This February, a USA Today headline trumpeted, “Occupy movement fading out in a whimper.” Following a theme that had become popular in the press, the conservative daily’s editorialist declared that the “Occupiers lacked identifiable leaders and clear goals (and) presented bewildering messages to the public.”
There was some justice in this. Occupiers themselves were keen to point out that they sailed a rudderless, uncaptained ship. Born in response to a challenge in the Canadian magazine Adbusters, Occupy Wall Street was all about the growing concentration of wealth and power in the hands of a shrinking number of the uber-rich. Everybody in the movement was calling for an end to this inequity, but nobody seemed to be articulating how this might be achieved.
Here in Whitehorse the movement got off to a different sort of start. A highly focused camp sprang up on the lawn of the territorial government building, with the dual purpose of drawing attention to government inaction on a local housing crisis and creating a temporary solution to that crisis for those who chose to join. Occupy protesters attached themselves to the camp, but the public responded much more to the concrete demand for housing than to the vague call for the world to become a more equal place.
Income inequality is among the great issues facing the world today. In his 2004 Massey Lectures, A Short History of Progress, archeologist and novelist Ronald Wright pointed out that even then (the gap has widened considerably in the ensuing years) the wealth gap between the rich and poor was astronomically greater than that between the wealthiest pharaoh and the slave building his tomb.
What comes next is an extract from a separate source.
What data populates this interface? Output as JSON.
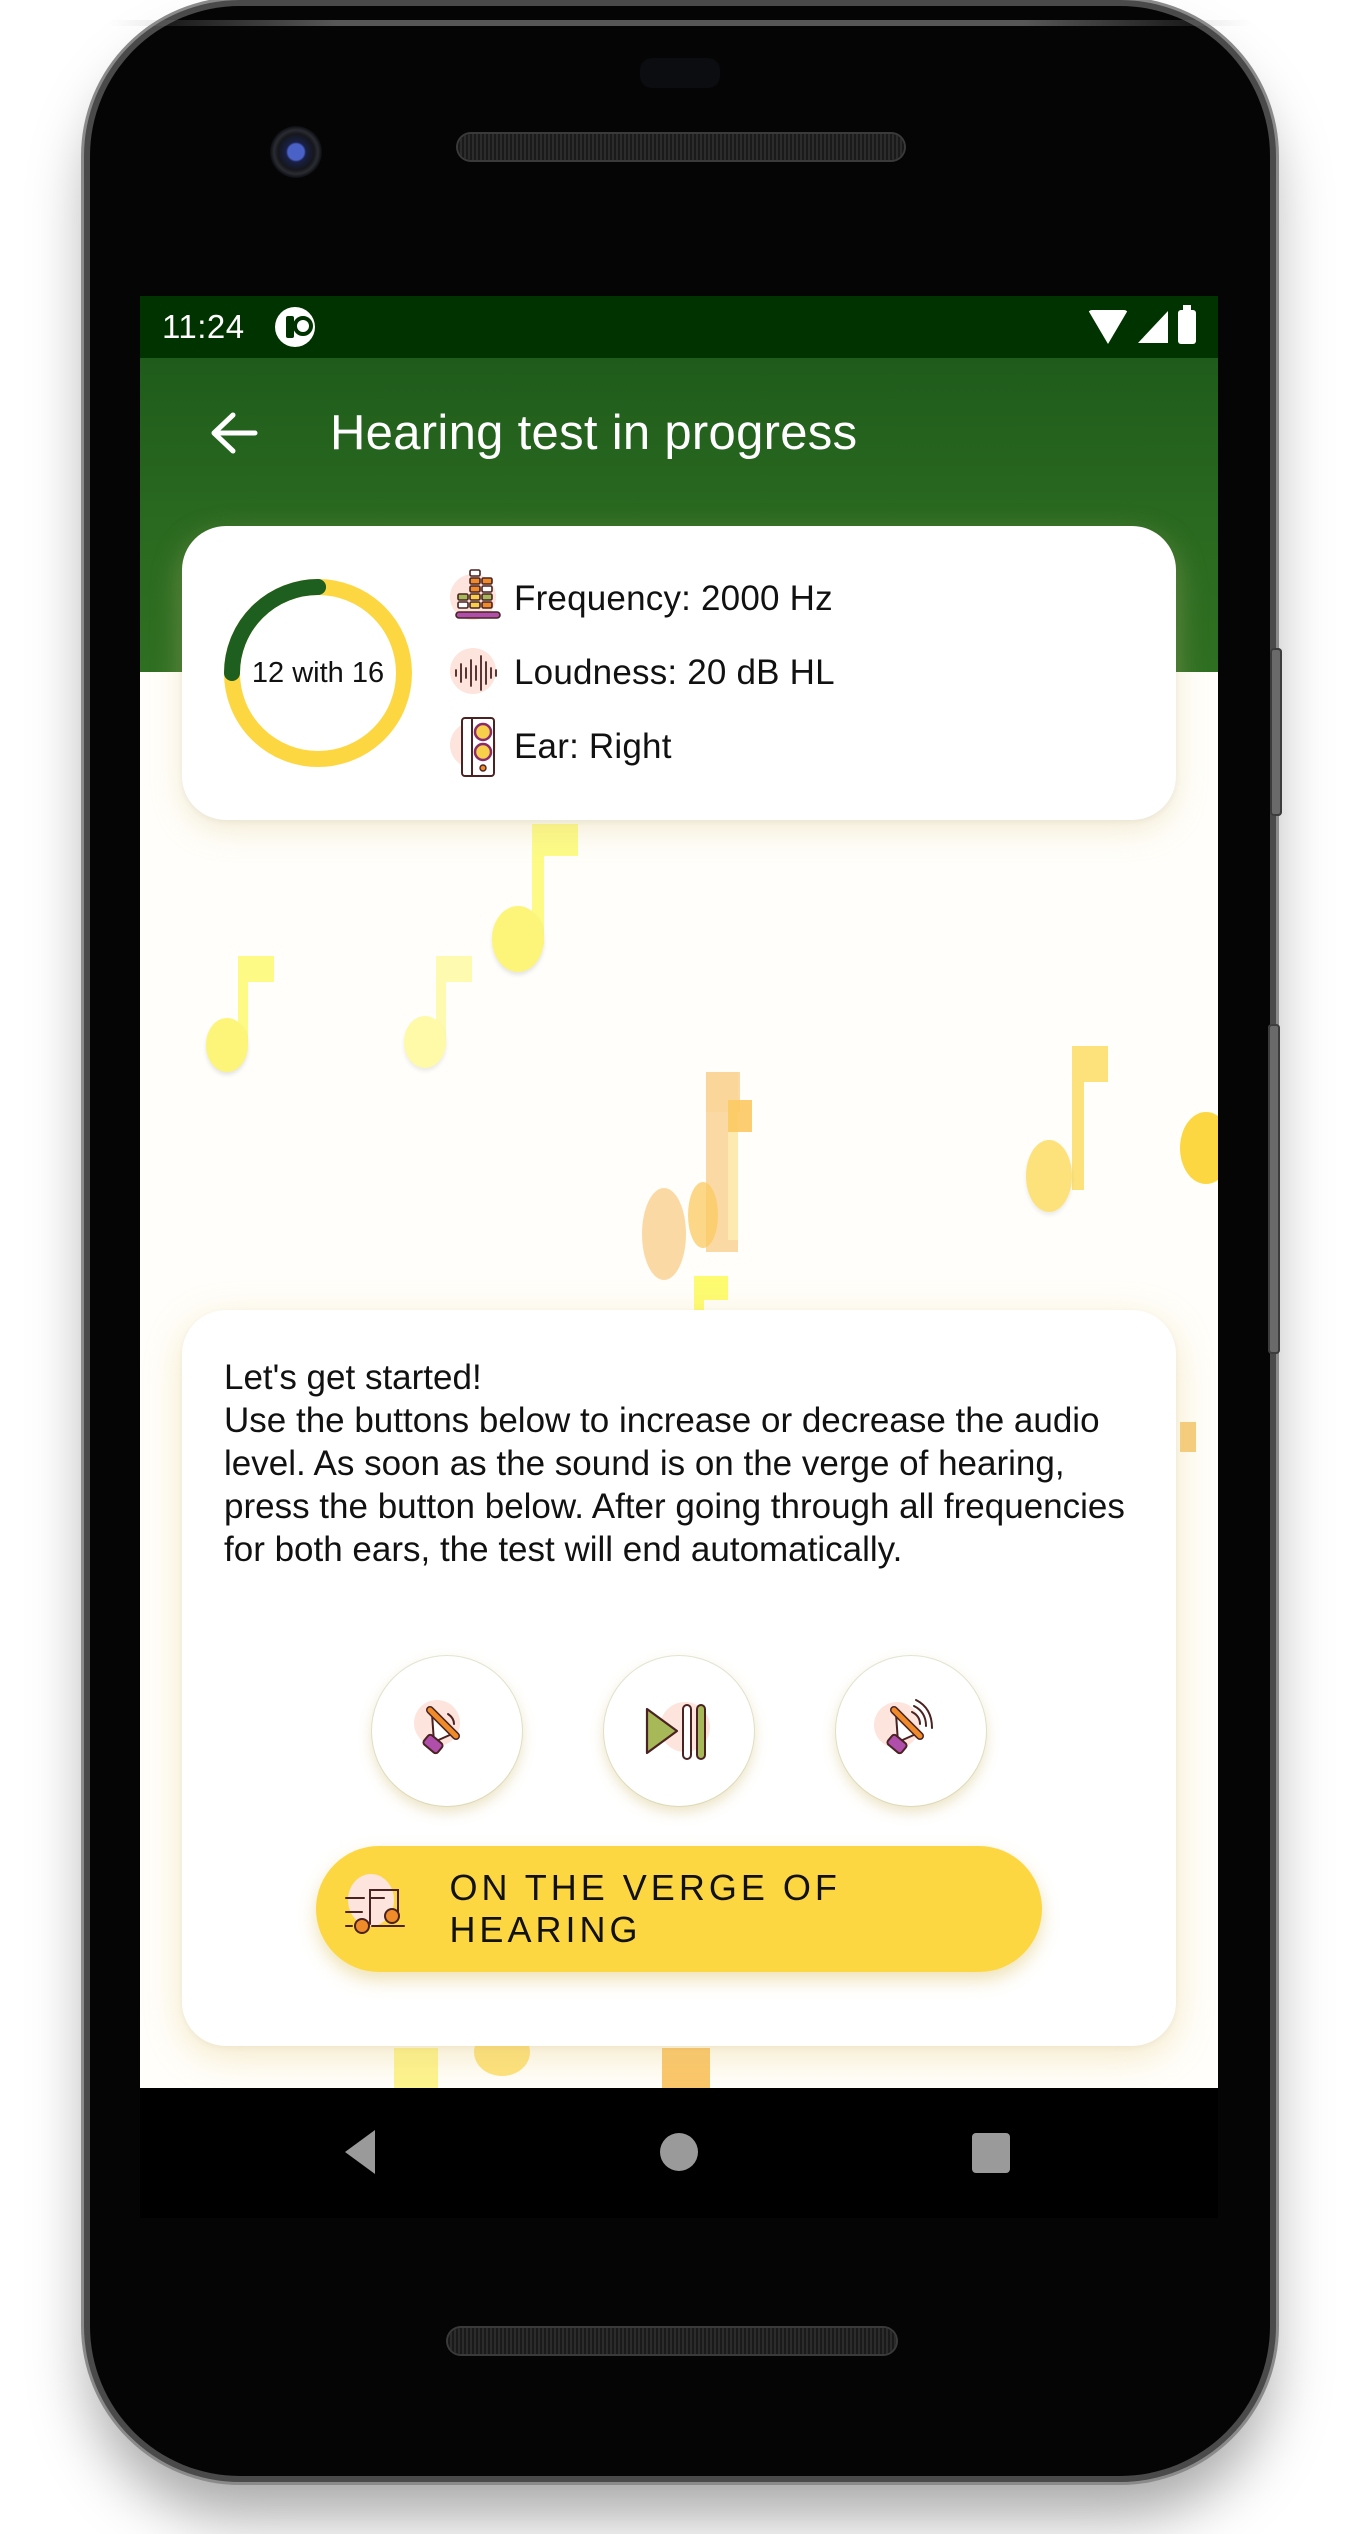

When people assemble to protest a war, or a blatant act of colonial violence, or some draconian legislation, their demands are clear enough. Get out of Afghanistan, stop the Israeli settlements, kill Bill C-38. When they protest the nature of society, they can point to no one thing that will solve the problem. It’s hard to get traction on a movement whose aims are subtle and complex, and it was this lack of a clear battle cry among Occupiers that drew the most fire from critics. It’s all very well to declare, “We are the 99 per cent,” but what do you want to do about it?
Similar criticisms are leveled against the student protest movement in Quebec. Sure, they started out with a very specific demand to roll back tuition hikes, but it quickly became clear that the students are expressing a much wider sense that society is moving in the wrong direction, that important progressive ideas such as universal access to post-secondary education are being abandoned in a vast conservative backlash.
A poll conducted for the National Post and released this week suggests that these protests may deserve more credit than they’ve been getting. The poll found that if a federal election were held today the socialist NDP would form government for the first time in history. NDP Leader Thomas Mulcair scored an approval rating of +10, as compared to -26 for Conservative PM Stephen Harper.
In the same poll over 75 per cent of respondents agreed that Canada suffers from an income gap where, to quote the Post, “the rich are getting too rich and the poor are getting too poor.” According to pollster Lorne Bozinoff, “A lot of what we see and hear about these days is the one per cent versus the 99 per cent, and this poll is a perfect reflection of that.”
What happened to make the Occupiers’ message a driving force in Canadian public opinion, and what role does it play in Mulcair’s runaway popularity? Have the voters taken to scouring over policy statements, and found the solution to inequality in the NDP’s platform? Probably not. Addressing the income gap is going to be a long, complex problem, hardy susceptible to the kind of sound-bite coverage most Canadians rely on.
But there is one simple picture that people can see all too clearly, and it may be driving what the Post calls “a distinct tilt to the left” in Canada. It’s called corporate tax cuts. In the year 2000, the Canadian corporate tax rate was 28 per cent. By 2010 a succession of Liberal and Conservative governments had reduced that to 18 per cent. If there was any truth to the claim that these cuts were necessary to keep Canadian businesses competitive, that goal had been reached.
Since then, the Conservatives have reduced the corporate tax rate to 16.5 per cent in 2011, and 15 per cent in 2012. This gift to the wealthy came at a cost of billions, now being cut from social programs, environmental watchdogs, food inspectors, national parks, archives, and science. The voters may not have time to delve into subtleties, but they know a ripoff when they see one.
While it’s doubtful most Canadians know exactly what Mulcair would do to narrow the income gap, we can all see with ease what Harper is doing to widen it. What’s new is that this year, more than ever before, people are paying attention. And it looks like we may have the Occupy movement to thank for that.
Al Pope won the Ma Murray Award for Best Columnist in BC/Yukon in 2010 and 2002. His novel, Bad Latitudes, is available in bookstores.